• _Problem statement_: Write out all the entries word for word, but skip any images.

• _Data provided_:
- Opening Delimiter -
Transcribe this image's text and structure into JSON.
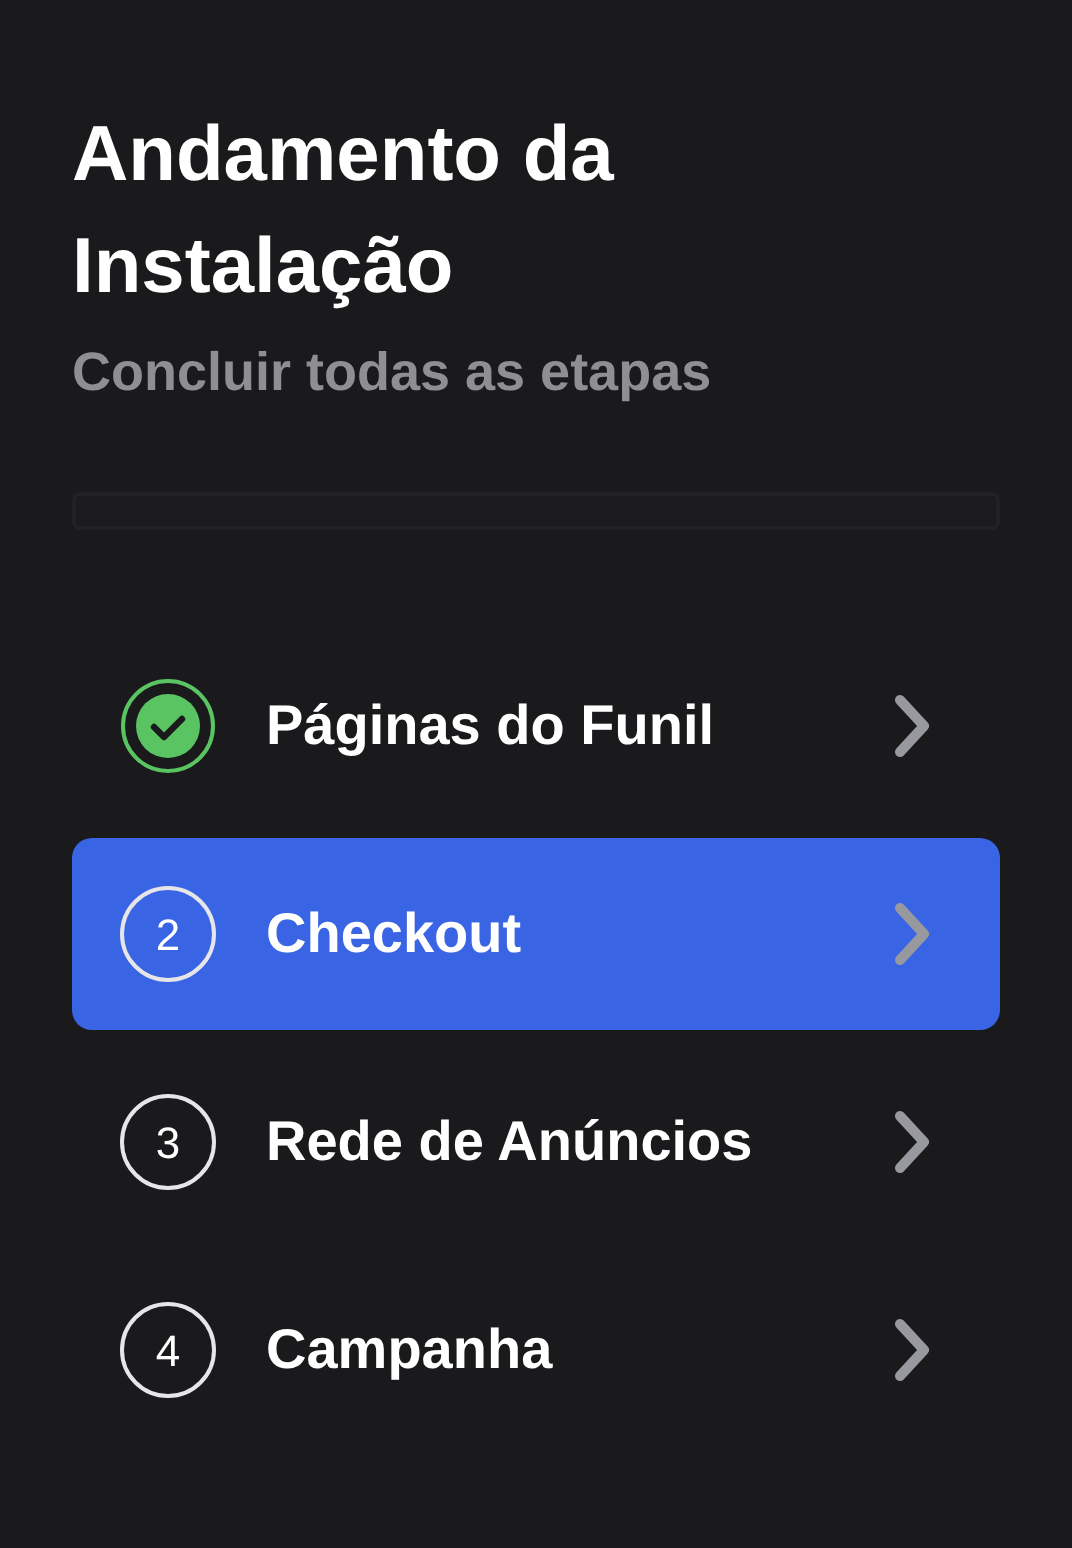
{
  "header": {
    "title": "Andamento da Instalação",
    "subtitle": "Concluir todas as etapas"
  },
  "progress": {
    "level": 0
  },
  "steps": [
    {
      "kind": "done",
      "label": "Páginas do Funil",
      "selected": false
    },
    {
      "kind": "numbered",
      "number": "2",
      "label": "Checkout",
      "selected": true
    },
    {
      "kind": "numbered",
      "number": "3",
      "label": "Rede de Anúncios",
      "selected": false
    },
    {
      "kind": "numbered",
      "number": "4",
      "label": "Campanha",
      "selected": false
    }
  ]
}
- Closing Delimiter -
• _Task answer_:
Transcribe this image's text and structure into JSON.
{
  "header": {
    "title": "Andamento da Instalação",
    "subtitle": "Concluir todas as etapas"
  },
  "progress": {
    "level": 0
  },
  "steps": [
    {
      "kind": "done",
      "label": "Páginas do Funil",
      "selected": false
    },
    {
      "kind": "numbered",
      "number": "2",
      "label": "Checkout",
      "selected": true
    },
    {
      "kind": "numbered",
      "number": "3",
      "label": "Rede de Anúncios",
      "selected": false
    },
    {
      "kind": "numbered",
      "number": "4",
      "label": "Campanha",
      "selected": false
    }
  ]
}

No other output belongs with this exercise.